“We have taken known and proven [bacteria] strains from the 1950s and made them function even better,” said Joel Stone, president of the U.S. unit of Green Biologics since it merged last year with his Ohio-based biotech company.
Stone said a pilot biobutanol plant in Emmetsburg, Iowa, is honing the process. Little Falls would be the first commercial deployment of Green Biologics’ technology outside of China, he said.
Green Biologics aims mainly to sell biobutanol for paint and adhesives. The world market could reach $9.4 billion in five years, says Dallas-based consultant MarketsandMarkets.
Two other biotech companies are taking a different biobutanol road in Minnesota.
Butamax says it wants to deploy the first commercial-scale version of its isobutanol technology at Highwater Ethanol in Lamberton in 2015. Highwater and Butamax said they hope to finalize a deal. As a first step, Butamax said it is installing a corn oil separator needed in the retrofit.

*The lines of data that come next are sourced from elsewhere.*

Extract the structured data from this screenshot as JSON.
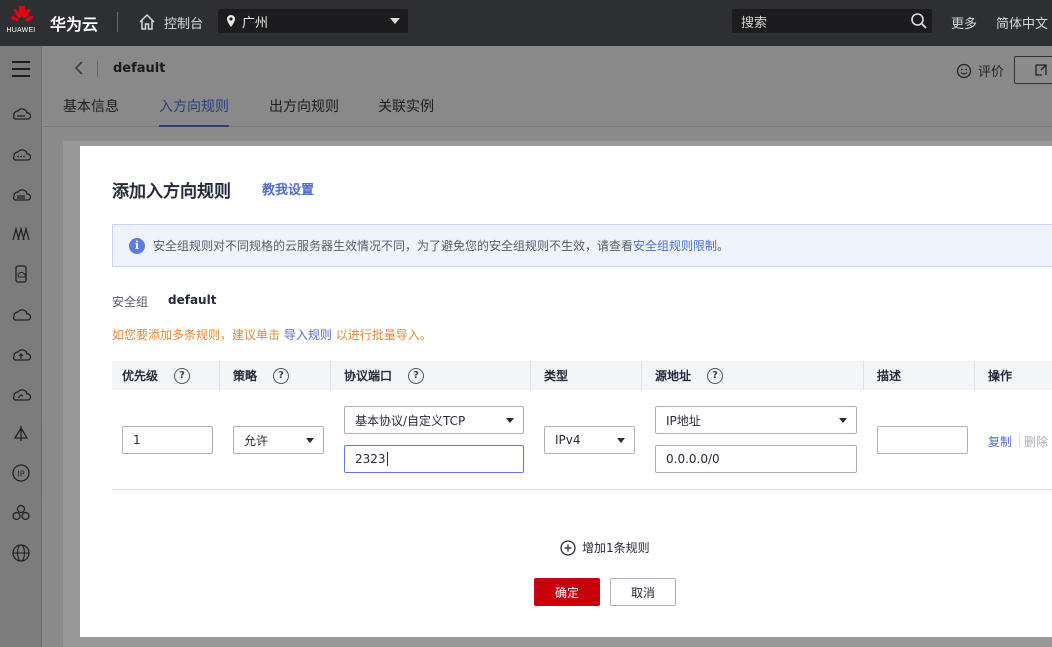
{
  "topbar": {
    "logo_text": "HUAWEI",
    "brand": "华为云",
    "console": "控制台",
    "region": "广州",
    "search_placeholder": "搜索",
    "more": "更多",
    "language": "简体中文"
  },
  "header": {
    "title": "default",
    "rating": "评价"
  },
  "tabs": [
    "基本信息",
    "入方向规则",
    "出方向规则",
    "关联实例"
  ],
  "active_tab": "入方向规则",
  "dialog": {
    "title": "添加入方向规则",
    "help_link": "教我设置",
    "info_text": "安全组规则对不同规格的云服务器生效情况不同，为了避免您的安全组规则不生效，请查看",
    "info_link": "安全组规则限制",
    "info_suffix": "。",
    "security_group_label": "安全组",
    "security_group_value": "default",
    "tip_prefix": "如您要添加多条规则，建议单击",
    "tip_link": "导入规则",
    "tip_suffix": "以进行批量导入。",
    "columns": [
      "优先级",
      "策略",
      "协议端口",
      "类型",
      "源地址",
      "描述",
      "操作"
    ],
    "row": {
      "priority": "1",
      "policy": "允许",
      "protocol": "基本协议/自定义TCP",
      "port": "2323",
      "type": "IPv4",
      "source_type": "IP地址",
      "source_address": "0.0.0.0/0",
      "description": "",
      "copy": "复制",
      "delete": "删除"
    },
    "add_rule": "增加1条规则",
    "ok": "确定",
    "cancel": "取消"
  }
}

Although isobutanol is being produced in the retrofitted ethanol plant in Luverne that Gevo purchased in 2011, it hasn’t been easy. The Englewood, Colo.-based company has burned through cash — $10 million on operations in the last quarter — as it struggled to ramp up production. The company has said it hopes to break even next year.
Gevo’s initial public offering in 2011 at $15 per share raised $115 million. But the stock has been hammered by bad news, and has traded below $2.50 per share for months.
That company’s experience illustrates a key risk of shifting from ethanol: getting rid of bugs that hamper production. Gevo now says contamination by unwanted microorganisms that forced a temporary production halt is under control.
Patents are issue in lawsuits
Yet another risk is litigation over proprietary butanol technology. Rivals Gevo and Butamax remain locked in federal court battles over patent rights.
Gevo, like Green Biologics, initially hopes to make money selling biobutanol in the chemical market. Yet the market for isobutanol as a chemical building block is a fraction of the market for n-butanol, Slome said.
Isobutanol is approved as a motor fuel, and can be blended into gasoline at higher levels than ethanol without damaging engines. The fuel market is huge, and Butamax says that’s where it’s mainly focused.
“In the long term, once you get to the economies of scale and you get all the bugs out of the process — once you solve all those problems — you probably can compete in the fuel market,” said Ronald Cascone, principal for energy and chemicals consulting at Nexant.
Larry Johnson, an industry consultant based in Cologne, Minn., who helped raise capital for early ethanol companies, said the shift to butanol could be a lifesaver for small, less-efficient 1990s-era plants.
“If we can keep them operating on a different product, that is better than having them shut down,” Johnson said.
In Little Falls, plant size is a concern for CEO Dana Persson of Central MN Ethanol Co-op. Its 21-million-gallon annual output is one-fifth that of today’s largest ethanol plants.
“It becomes more difficult to compete as a small plant — you don’t have the volume,” he said.
Minnesota’s government was deeply involved in supporting the ethanol industry in the 1990s. The state once offered grants to producers, and was the first in the nation to require a 10 percent blend at the gas pump. Butanol makers aren’t getting similar state incentives, but the Legislature this year amended the ethanol law to include biobutanol as a legal gasoline blend.
Minnesota’s agriculture commissioner, Dave Frederickson, was an ethanol supporter when he served as a state senator in the early 1990s. He said the state welcomes innovation in the ethanol industry.
“You have got to keep trying and moving the ball,” Frederickson said. Even so, he predicted that the vast majority of Minnesota’s ethanol plants will continue to make ethanol. “I don’t see a mass exodus from the ethanol industry,” he said.
David Shaffer • 612-673-7090 Twitter: @ShafferStrib